There will be those who will enforce the traditions of the centuries, who will sing pious hymns and offer their full-throated responses at the Eucharist when the miracle happens and bread and wine become the Body and Blood of Christ. The axiom of strength in numbers will not be important to them since they will be convinced of their righteousness regardless of their status as an aging majority. At the other pole, there will be Christians who are not satisfied and never will be satisfied because they are perpetually struggling to arrive at a vision of what it means to live a God-conscious life according to the spirit and message of Christ, not “pie in the sky when you die,” but a life of depth counting heavily on awareness, reflection, and continual assessment of what they are doing and where they are going.

The undeclared schism that I refer to will be devoid of drama, unlike the 11th-century Eastern Orthodox and Roman Catholic break declared by the potentates on both sides, because we don’t do things like that anymore in our advanced society (or do we?). We can stand by our Christian principles while we disagree. It has already started out with the majority of Catholics following the standard age-old practices of their faith. But in time, that way of living the faith will dwindle considerably as the older members of our society pass from this life. The more progressive thinkers will start out as a minority, small and not particularly well organized. To see the direction of such a motley group we must be mindful of and refer back to the apostolic tradition. This remnant is going to be a dedicated minority of people, much like the men and women in the first century who followed “The Way.” Christianity will no longer be able to count on numbers to win its battles and claim its victories.

Regardless of synods and from-the-bottom-up inclusiveness in processes and programs, we Christians may be relatively few in number once again, and once again we will have to grow from the new seeds planted in rich soil. The rich soil is the reality of Jesus and his message. The Christian scriptures and their intense study will create the backbone of the faith rather than the canon laws and sociological structures that necessarily develop in time.

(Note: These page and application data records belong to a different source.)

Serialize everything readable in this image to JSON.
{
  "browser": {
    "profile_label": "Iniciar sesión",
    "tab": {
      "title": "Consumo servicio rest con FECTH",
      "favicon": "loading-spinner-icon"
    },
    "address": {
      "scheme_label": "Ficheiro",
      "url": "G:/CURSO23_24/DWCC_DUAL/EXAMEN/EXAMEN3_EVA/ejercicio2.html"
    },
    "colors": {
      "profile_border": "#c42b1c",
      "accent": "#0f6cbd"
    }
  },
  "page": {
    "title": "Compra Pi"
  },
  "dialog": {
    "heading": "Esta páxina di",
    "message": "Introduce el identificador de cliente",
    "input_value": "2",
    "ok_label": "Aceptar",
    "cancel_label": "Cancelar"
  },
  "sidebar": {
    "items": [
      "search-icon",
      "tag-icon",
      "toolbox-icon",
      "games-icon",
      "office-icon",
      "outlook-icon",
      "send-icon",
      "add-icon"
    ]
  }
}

The small gatherings of Christians ought not to start out with their likes and dislikes, such as the place of women in the church or as presiders at the Eucharist, or the role of sacraments or prayer. While the New Testament will always be in the forefront of reflection and consideration, I propose a more historical approach. I would like to see people studying the Didache, one of the most important writings of the Apostolic Fathers. Further, two third-century church documents, the Didascalia Apostolorum and the Apostolic Tradition (the latter attributed to Hippolytus of Rome), would give us a sense of the beginning of liturgical structures in the early church. As for noncanonical biblical sources, the Gospel of Thomas comes highly recommended by Elaine Pagels, a great historian of religion.

These would be some of my personal preferences in the revived church rather than other oft mentioned likes, wants, and favorites. To quote the beginning of a song from The Sound of Music: “Let’s start at the very beginning; a very good place to start.” ♦

Gene Ciarlo is a priest no longer active in the ministry. Ordained from the American College, University of Louvain, Belgium, he spent most of his ministry in parish life. After receiving a master’s degree in liturgical studies from Notre Dame University he returned to his alma mater in Louvain as director of liturgy and homiletics. Gene lives in Vermont, where everything is gracefully green when it is not solemnly white.

Image: Detail from Synaxis of the Twelve Apostles, Russian icon, 14th c.
Print Friendly, PDF & Email
0 replies

Leave a Reply

Want to join the discussion?
Feel free to contribute!

Leave a Reply

Your email address will not be published. Required fields are marked *

This site is protected by reCAPTCHA and the Google Privacy Policy and Terms of Service apply.